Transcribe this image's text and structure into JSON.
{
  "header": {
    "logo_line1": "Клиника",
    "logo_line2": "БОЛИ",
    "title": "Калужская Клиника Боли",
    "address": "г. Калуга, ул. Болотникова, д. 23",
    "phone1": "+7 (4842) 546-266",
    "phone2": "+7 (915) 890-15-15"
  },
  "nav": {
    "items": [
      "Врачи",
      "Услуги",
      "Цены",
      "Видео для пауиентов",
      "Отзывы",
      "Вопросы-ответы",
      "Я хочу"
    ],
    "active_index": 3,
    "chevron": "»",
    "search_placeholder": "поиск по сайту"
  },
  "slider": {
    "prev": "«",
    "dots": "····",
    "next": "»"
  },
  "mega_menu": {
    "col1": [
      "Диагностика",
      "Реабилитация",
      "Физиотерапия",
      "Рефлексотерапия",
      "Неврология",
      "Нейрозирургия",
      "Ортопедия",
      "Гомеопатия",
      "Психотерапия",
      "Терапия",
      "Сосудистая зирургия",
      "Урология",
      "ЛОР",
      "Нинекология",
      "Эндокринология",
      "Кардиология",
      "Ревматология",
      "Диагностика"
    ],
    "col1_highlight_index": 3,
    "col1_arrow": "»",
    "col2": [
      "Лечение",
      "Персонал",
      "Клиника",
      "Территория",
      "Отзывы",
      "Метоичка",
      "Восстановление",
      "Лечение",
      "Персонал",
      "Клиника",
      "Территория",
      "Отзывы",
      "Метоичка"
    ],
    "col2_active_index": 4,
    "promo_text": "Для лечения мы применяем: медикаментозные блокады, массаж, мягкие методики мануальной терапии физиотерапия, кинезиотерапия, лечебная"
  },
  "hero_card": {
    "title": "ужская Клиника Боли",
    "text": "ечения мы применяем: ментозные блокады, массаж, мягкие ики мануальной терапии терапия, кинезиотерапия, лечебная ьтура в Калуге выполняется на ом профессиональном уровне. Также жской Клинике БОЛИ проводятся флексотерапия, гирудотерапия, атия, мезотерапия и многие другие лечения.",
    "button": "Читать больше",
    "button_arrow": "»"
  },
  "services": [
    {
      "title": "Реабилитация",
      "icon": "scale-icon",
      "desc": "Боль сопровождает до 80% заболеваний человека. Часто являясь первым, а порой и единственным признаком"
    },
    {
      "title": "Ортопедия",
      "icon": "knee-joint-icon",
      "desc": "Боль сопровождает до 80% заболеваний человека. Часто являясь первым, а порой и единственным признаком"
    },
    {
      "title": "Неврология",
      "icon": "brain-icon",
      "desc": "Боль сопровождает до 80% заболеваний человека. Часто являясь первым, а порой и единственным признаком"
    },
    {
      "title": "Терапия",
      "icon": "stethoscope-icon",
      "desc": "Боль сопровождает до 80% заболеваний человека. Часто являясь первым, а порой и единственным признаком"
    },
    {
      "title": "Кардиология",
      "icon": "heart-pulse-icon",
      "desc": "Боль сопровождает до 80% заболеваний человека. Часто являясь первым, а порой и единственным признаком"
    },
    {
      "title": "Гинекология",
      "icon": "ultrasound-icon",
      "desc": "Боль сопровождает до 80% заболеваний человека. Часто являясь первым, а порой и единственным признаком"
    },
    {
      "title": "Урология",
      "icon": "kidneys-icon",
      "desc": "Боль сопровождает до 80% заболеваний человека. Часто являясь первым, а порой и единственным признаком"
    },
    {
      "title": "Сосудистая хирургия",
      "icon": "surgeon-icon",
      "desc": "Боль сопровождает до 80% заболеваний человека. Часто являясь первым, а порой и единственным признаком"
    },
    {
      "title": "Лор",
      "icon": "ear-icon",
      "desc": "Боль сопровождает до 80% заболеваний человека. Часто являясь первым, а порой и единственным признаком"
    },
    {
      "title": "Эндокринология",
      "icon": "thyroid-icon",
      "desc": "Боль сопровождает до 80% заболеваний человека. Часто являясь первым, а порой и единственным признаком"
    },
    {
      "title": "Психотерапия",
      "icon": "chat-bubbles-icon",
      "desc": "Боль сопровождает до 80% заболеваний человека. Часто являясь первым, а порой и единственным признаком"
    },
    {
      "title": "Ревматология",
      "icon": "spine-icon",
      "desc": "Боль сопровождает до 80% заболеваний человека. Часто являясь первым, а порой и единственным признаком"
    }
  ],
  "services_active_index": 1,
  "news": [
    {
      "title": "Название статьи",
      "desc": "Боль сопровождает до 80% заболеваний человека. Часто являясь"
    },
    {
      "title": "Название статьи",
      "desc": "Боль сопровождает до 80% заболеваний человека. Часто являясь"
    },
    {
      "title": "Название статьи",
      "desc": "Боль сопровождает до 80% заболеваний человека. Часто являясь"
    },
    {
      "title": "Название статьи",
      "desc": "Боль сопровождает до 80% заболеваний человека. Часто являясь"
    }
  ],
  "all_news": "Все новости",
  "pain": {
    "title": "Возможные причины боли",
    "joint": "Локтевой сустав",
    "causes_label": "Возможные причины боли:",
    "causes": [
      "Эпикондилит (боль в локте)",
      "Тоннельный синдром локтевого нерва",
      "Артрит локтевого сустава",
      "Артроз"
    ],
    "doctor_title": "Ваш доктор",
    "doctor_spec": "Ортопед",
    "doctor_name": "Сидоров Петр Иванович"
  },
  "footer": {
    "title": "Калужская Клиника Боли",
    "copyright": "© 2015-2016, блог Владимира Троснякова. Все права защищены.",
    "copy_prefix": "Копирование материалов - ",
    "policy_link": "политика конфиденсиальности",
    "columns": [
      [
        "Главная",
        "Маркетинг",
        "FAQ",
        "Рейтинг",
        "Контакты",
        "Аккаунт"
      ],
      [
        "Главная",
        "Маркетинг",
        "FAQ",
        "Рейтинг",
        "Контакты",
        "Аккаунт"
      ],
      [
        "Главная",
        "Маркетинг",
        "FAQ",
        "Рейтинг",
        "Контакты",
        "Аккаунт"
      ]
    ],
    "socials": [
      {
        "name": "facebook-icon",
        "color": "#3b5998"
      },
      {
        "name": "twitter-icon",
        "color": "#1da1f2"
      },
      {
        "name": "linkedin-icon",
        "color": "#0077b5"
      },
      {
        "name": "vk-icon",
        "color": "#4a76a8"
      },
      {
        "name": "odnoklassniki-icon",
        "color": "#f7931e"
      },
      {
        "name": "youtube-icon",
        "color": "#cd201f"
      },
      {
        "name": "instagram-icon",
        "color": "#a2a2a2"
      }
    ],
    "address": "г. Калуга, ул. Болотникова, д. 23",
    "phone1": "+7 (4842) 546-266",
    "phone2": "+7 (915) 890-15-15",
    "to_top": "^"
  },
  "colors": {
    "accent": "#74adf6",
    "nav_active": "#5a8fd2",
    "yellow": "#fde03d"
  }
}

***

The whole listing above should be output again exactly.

**Answer to this problem:**
Transcribe this image's text and structure into JSON.
{
  "header": {
    "logo_line1": "Клиника",
    "logo_line2": "БОЛИ",
    "title": "Калужская Клиника Боли",
    "address": "г. Калуга, ул. Болотникова, д. 23",
    "phone1": "+7 (4842) 546-266",
    "phone2": "+7 (915) 890-15-15"
  },
  "nav": {
    "items": [
      "Врачи",
      "Услуги",
      "Цены",
      "Видео для пауиентов",
      "Отзывы",
      "Вопросы-ответы",
      "Я хочу"
    ],
    "active_index": 3,
    "chevron": "»",
    "search_placeholder": "поиск по сайту"
  },
  "slider": {
    "prev": "«",
    "dots": "····",
    "next": "»"
  },
  "mega_menu": {
    "col1": [
      "Диагностика",
      "Реабилитация",
      "Физиотерапия",
      "Рефлексотерапия",
      "Неврология",
      "Нейрозирургия",
      "Ортопедия",
      "Гомеопатия",
      "Психотерапия",
      "Терапия",
      "Сосудистая зирургия",
      "Урология",
      "ЛОР",
      "Нинекология",
      "Эндокринология",
      "Кардиология",
      "Ревматология",
      "Диагностика"
    ],
    "col1_highlight_index": 3,
    "col1_arrow": "»",
    "col2": [
      "Лечение",
      "Персонал",
      "Клиника",
      "Территория",
      "Отзывы",
      "Метоичка",
      "Восстановление",
      "Лечение",
      "Персонал",
      "Клиника",
      "Территория",
      "Отзывы",
      "Метоичка"
    ],
    "col2_active_index": 4,
    "promo_text": "Для лечения мы применяем: медикаментозные блокады, массаж, мягкие методики мануальной терапии физиотерапия, кинезиотерапия, лечебная"
  },
  "hero_card": {
    "title": "ужская Клиника Боли",
    "text": "ечения мы применяем: ментозные блокады, массаж, мягкие ики мануальной терапии терапия, кинезиотерапия, лечебная ьтура в Калуге выполняется на ом профессиональном уровне. Также жской Клинике БОЛИ проводятся флексотерапия, гирудотерапия, атия, мезотерапия и многие другие лечения.",
    "button": "Читать больше",
    "button_arrow": "»"
  },
  "services": [
    {
      "title": "Реабилитация",
      "icon": "scale-icon",
      "desc": "Боль сопровождает до 80% заболеваний человека. Часто являясь первым, а порой и единственным признаком"
    },
    {
      "title": "Ортопедия",
      "icon": "knee-joint-icon",
      "desc": "Боль сопровождает до 80% заболеваний человека. Часто являясь первым, а порой и единственным признаком"
    },
    {
      "title": "Неврология",
      "icon": "brain-icon",
      "desc": "Боль сопровождает до 80% заболеваний человека. Часто являясь первым, а порой и единственным признаком"
    },
    {
      "title": "Терапия",
      "icon": "stethoscope-icon",
      "desc": "Боль сопровождает до 80% заболеваний человека. Часто являясь первым, а порой и единственным признаком"
    },
    {
      "title": "Кардиология",
      "icon": "heart-pulse-icon",
      "desc": "Боль сопровождает до 80% заболеваний человека. Часто являясь первым, а порой и единственным признаком"
    },
    {
      "title": "Гинекология",
      "icon": "ultrasound-icon",
      "desc": "Боль сопровождает до 80% заболеваний человека. Часто являясь первым, а порой и единственным признаком"
    },
    {
      "title": "Урология",
      "icon": "kidneys-icon",
      "desc": "Боль сопровождает до 80% заболеваний человека. Часто являясь первым, а порой и единственным признаком"
    },
    {
      "title": "Сосудистая хирургия",
      "icon": "surgeon-icon",
      "desc": "Боль сопровождает до 80% заболеваний человека. Часто являясь первым, а порой и единственным признаком"
    },
    {
      "title": "Лор",
      "icon": "ear-icon",
      "desc": "Боль сопровождает до 80% заболеваний человека. Часто являясь первым, а порой и единственным признаком"
    },
    {
      "title": "Эндокринология",
      "icon": "thyroid-icon",
      "desc": "Боль сопровождает до 80% заболеваний человека. Часто являясь первым, а порой и единственным признаком"
    },
    {
      "title": "Психотерапия",
      "icon": "chat-bubbles-icon",
      "desc": "Боль сопровождает до 80% заболеваний человека. Часто являясь первым, а порой и единственным признаком"
    },
    {
      "title": "Ревматология",
      "icon": "spine-icon",
      "desc": "Боль сопровождает до 80% заболеваний человека. Часто являясь первым, а порой и единственным признаком"
    }
  ],
  "services_active_index": 1,
  "news": [
    {
      "title": "Название статьи",
      "desc": "Боль сопровождает до 80% заболеваний человека. Часто являясь"
    },
    {
      "title": "Название статьи",
      "desc": "Боль сопровождает до 80% заболеваний человека. Часто являясь"
    },
    {
      "title": "Название статьи",
      "desc": "Боль сопровождает до 80% заболеваний человека. Часто являясь"
    },
    {
      "title": "Название статьи",
      "desc": "Боль сопровождает до 80% заболеваний человека. Часто являясь"
    }
  ],
  "all_news": "Все новости",
  "pain": {
    "title": "Возможные причины боли",
    "joint": "Локтевой сустав",
    "causes_label": "Возможные причины боли:",
    "causes": [
      "Эпикондилит (боль в локте)",
      "Тоннельный синдром локтевого нерва",
      "Артрит локтевого сустава",
      "Артроз"
    ],
    "doctor_title": "Ваш доктор",
    "doctor_spec": "Ортопед",
    "doctor_name": "Сидоров Петр Иванович"
  },
  "footer": {
    "title": "Калужская Клиника Боли",
    "copyright": "© 2015-2016, блог Владимира Троснякова. Все права защищены.",
    "copy_prefix": "Копирование материалов - ",
    "policy_link": "политика конфиденсиальности",
    "columns": [
      [
        "Главная",
        "Маркетинг",
        "FAQ",
        "Рейтинг",
        "Контакты",
        "Аккаунт"
      ],
      [
        "Главная",
        "Маркетинг",
        "FAQ",
        "Рейтинг",
        "Контакты",
        "Аккаунт"
      ],
      [
        "Главная",
        "Маркетинг",
        "FAQ",
        "Рейтинг",
        "Контакты",
        "Аккаунт"
      ]
    ],
    "socials": [
      {
        "name": "facebook-icon",
        "color": "#3b5998"
      },
      {
        "name": "twitter-icon",
        "color": "#1da1f2"
      },
      {
        "name": "linkedin-icon",
        "color": "#0077b5"
      },
      {
        "name": "vk-icon",
        "color": "#4a76a8"
      },
      {
        "name": "odnoklassniki-icon",
        "color": "#f7931e"
      },
      {
        "name": "youtube-icon",
        "color": "#cd201f"
      },
      {
        "name": "instagram-icon",
        "color": "#a2a2a2"
      }
    ],
    "address": "г. Калуга, ул. Болотникова, д. 23",
    "phone1": "+7 (4842) 546-266",
    "phone2": "+7 (915) 890-15-15",
    "to_top": "^"
  },
  "colors": {
    "accent": "#74adf6",
    "nav_active": "#5a8fd2",
    "yellow": "#fde03d"
  }
}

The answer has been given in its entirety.